The power of lettres

Posted by Steve on Apr 08th 2014 in: Beer & Cider, Semiotics 101: how packaging attracts by association

Several Cider Brands on a Supermarket Shelf

Logos are not words, they are symbols. The combination of the word and its meaning, exactly how it is written, and how you choose to frame it, is usually the most powerful signal a brand can send. But why stop there? Too many packs consist of a tired formula: Logo, descriptor and product shot in the ‘right’ hierarchy and layout, robbing them of the chance to tell a powerful brand story with the entire pack.

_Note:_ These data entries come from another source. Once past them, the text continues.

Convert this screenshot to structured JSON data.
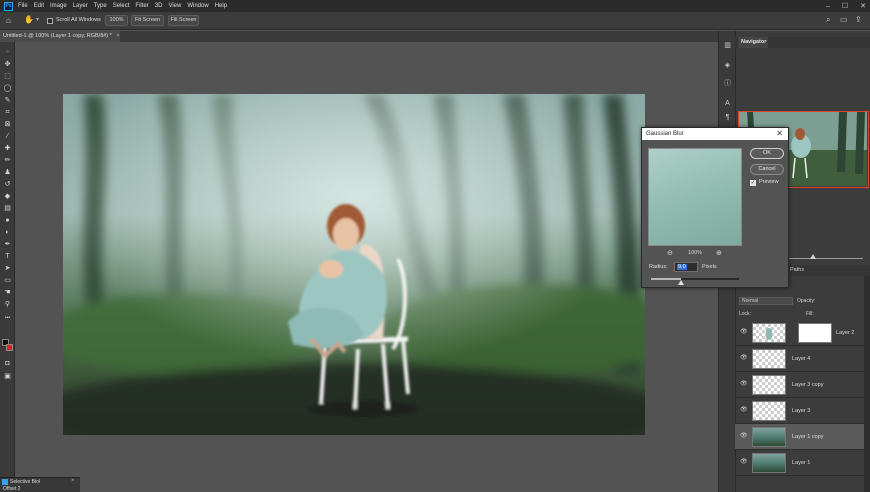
{
  "menu": {
    "items": [
      "File",
      "Edit",
      "Image",
      "Layer",
      "Type",
      "Select",
      "Filter",
      "3D",
      "View",
      "Window",
      "Help"
    ]
  },
  "options_bar": {
    "scroll_all_label": "Scroll All Windows",
    "zoom_value": "100%",
    "fit_screen_label": "Fit Screen",
    "fill_screen_label": "Fill Screen"
  },
  "document": {
    "tab_title": "Untitled-1 @ 100% (Layer 1 copy, RGB/8#) *"
  },
  "panels": {
    "navigator_tab": "Navigator",
    "layers_tab": "Paths",
    "blend_mode": "Normal",
    "opacity_label": "Opacity:",
    "lock_label": "Lock:",
    "fill_label": "Fill:"
  },
  "layers": [
    {
      "name": "Layer 2",
      "thumb": "person",
      "has_mask": true
    },
    {
      "name": "Layer 4",
      "thumb": "checker",
      "has_mask": false
    },
    {
      "name": "Layer 3 copy",
      "thumb": "checker",
      "has_mask": false
    },
    {
      "name": "Layer 3",
      "thumb": "checker",
      "has_mask": false
    },
    {
      "name": "Layer 1 copy",
      "thumb": "forest",
      "has_mask": false
    },
    {
      "name": "Layer 1",
      "thumb": "forest",
      "has_mask": false
    }
  ],
  "gaussian_blur": {
    "title": "Gaussian Blur",
    "ok_label": "OK",
    "cancel_label": "Cancel",
    "preview_label": "Preview",
    "preview_checked": true,
    "zoom_label": "100%",
    "radius_label": "Radius:",
    "radius_value": "9.0",
    "units_label": "Pixels",
    "radius_slider_fraction": 0.34
  },
  "bottom_panel": {
    "title": "Selective Biol",
    "subtitle": "Offset 2"
  },
  "colors": {
    "accent": "#2fa3f7",
    "foreground": "#111111",
    "background": "#e02020",
    "nav_frame": "#e0452f"
  }
}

That’s why packaging and branding should never be separated. The pack is simply the most rich and concentrated form of the brand, because we’re asking people to buy our promise, right here right now.

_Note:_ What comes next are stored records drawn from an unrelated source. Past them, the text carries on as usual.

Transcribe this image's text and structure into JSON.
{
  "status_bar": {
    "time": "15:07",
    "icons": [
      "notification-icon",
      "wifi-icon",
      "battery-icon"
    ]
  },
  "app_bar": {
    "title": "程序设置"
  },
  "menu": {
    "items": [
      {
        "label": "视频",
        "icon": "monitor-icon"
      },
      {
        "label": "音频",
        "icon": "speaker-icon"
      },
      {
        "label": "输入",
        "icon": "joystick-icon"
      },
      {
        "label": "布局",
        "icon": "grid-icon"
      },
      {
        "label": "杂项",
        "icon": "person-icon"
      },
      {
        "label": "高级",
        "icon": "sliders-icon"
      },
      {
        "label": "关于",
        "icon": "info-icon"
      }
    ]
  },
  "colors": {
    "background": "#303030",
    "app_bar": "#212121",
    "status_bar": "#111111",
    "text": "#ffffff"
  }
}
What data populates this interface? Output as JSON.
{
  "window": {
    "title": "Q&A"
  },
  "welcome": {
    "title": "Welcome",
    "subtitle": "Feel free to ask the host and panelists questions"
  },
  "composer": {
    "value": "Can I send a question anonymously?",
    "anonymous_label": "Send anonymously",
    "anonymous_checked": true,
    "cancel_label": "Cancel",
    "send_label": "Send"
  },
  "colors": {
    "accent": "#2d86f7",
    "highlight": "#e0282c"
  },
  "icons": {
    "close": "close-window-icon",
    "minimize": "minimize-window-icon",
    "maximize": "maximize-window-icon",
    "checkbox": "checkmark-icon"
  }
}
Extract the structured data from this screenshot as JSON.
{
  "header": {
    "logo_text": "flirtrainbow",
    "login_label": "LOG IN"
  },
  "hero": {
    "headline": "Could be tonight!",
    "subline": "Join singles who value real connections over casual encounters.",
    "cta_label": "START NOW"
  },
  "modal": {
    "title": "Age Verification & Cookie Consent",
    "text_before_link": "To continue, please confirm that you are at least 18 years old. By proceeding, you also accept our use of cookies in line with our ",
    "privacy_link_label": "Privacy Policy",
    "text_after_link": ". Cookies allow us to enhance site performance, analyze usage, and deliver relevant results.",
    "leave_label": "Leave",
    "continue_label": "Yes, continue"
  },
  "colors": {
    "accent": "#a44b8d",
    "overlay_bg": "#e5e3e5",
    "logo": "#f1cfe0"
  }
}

The power of this strategy is evident in this snapshot of the UK’s dynamic cider market: Magners re-booted this category with a new serving ritual and lots of Irish charm several years ago (not much sign of that here). Bulmers copied it for England, and before long cider became ever cooler, with brands like Kopparberg adding some Nordic noir to the mix.

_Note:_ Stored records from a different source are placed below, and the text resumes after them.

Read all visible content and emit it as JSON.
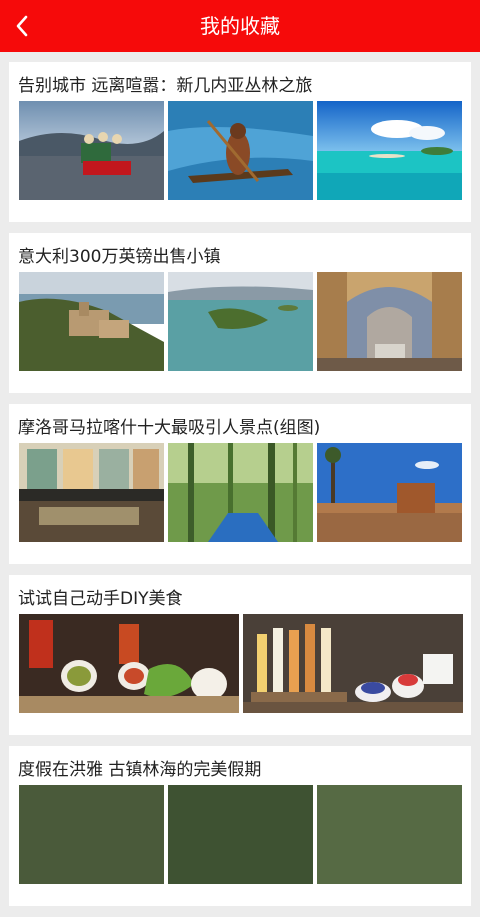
{
  "header": {
    "title": "我的收藏",
    "back_icon": "chevron-left-icon",
    "bg_color": "#f60a0a"
  },
  "favorites": [
    {
      "title": "告别城市 远离喧嚣：新几内亚丛林之旅"
    },
    {
      "title": "意大利300万英镑出售小镇"
    },
    {
      "title": "摩洛哥马拉喀什十大最吸引人景点(组图)"
    },
    {
      "title": "试试自己动手DIY美食"
    },
    {
      "title": "度假在洪雅 古镇林海的完美假期"
    }
  ]
}
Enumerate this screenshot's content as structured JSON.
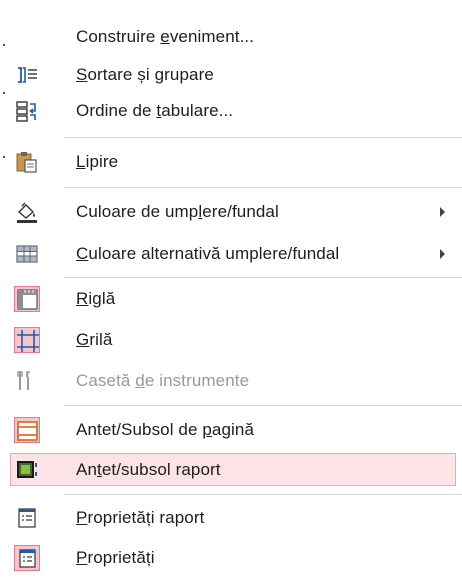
{
  "menu": {
    "items": [
      {
        "id": "construire",
        "pre": "Construire ",
        "key": "e",
        "post": "veniment...",
        "icon": "blank",
        "checked": false,
        "disabled": false,
        "submenu": false
      },
      {
        "id": "sortare",
        "pre": "",
        "key": "S",
        "post": "ortare și grupare",
        "icon": "sort-group-icon",
        "checked": false,
        "disabled": false,
        "submenu": false
      },
      {
        "id": "ordine",
        "pre": "Ordine de ",
        "key": "t",
        "post": "abulare...",
        "icon": "tab-order-icon",
        "checked": false,
        "disabled": false,
        "submenu": false
      },
      {
        "id": "lipire",
        "pre": "",
        "key": "L",
        "post": "ipire",
        "icon": "paste-icon",
        "checked": false,
        "disabled": false,
        "submenu": false
      },
      {
        "id": "culoare",
        "pre": "Culoare de ump",
        "key": "l",
        "post": "ere/fundal",
        "icon": "fill-color-icon",
        "checked": false,
        "disabled": false,
        "submenu": true
      },
      {
        "id": "culoare-alt",
        "pre": "",
        "key": "C",
        "post": "uloare alternativă umplere/fundal",
        "icon": "alternate-fill-icon",
        "checked": false,
        "disabled": false,
        "submenu": true
      },
      {
        "id": "rigla",
        "pre": "",
        "key": "R",
        "post": "iglă",
        "icon": "ruler-icon",
        "checked": true,
        "disabled": false,
        "submenu": false
      },
      {
        "id": "grila",
        "pre": "",
        "key": "G",
        "post": "rilă",
        "icon": "grid-icon",
        "checked": true,
        "disabled": false,
        "submenu": false
      },
      {
        "id": "caseta",
        "pre": "Casetă ",
        "key": "d",
        "post": "e instrumente",
        "icon": "toolbox-icon",
        "checked": false,
        "disabled": true,
        "submenu": false
      },
      {
        "id": "antet-pagina",
        "pre": "Antet/Subsol de ",
        "key": "p",
        "post": "agină",
        "icon": "page-header-footer-icon",
        "checked": true,
        "disabled": false,
        "submenu": false
      },
      {
        "id": "antet-raport",
        "pre": "An",
        "key": "t",
        "post": "et/subsol raport",
        "icon": "report-header-footer-icon",
        "checked": false,
        "disabled": false,
        "submenu": false,
        "highlighted": true
      },
      {
        "id": "proprietati-raport",
        "pre": "",
        "key": "P",
        "post": "roprietăți raport",
        "icon": "report-properties-icon",
        "checked": false,
        "disabled": false,
        "submenu": false
      },
      {
        "id": "proprietati",
        "pre": "",
        "key": "P",
        "post": "roprietăți",
        "icon": "properties-icon",
        "checked": true,
        "disabled": false,
        "submenu": false
      }
    ]
  }
}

But Stella Artois surprised everyone with the power of swopping two letters and putting on a French accent. Despite being the new kid on the block, Stella uses its packaging to claim the authentic high ground, out-positioning its rivals so that they look like they’re ever so slightly made-up. A big brand showing it understands how to act like a challenger in a new category.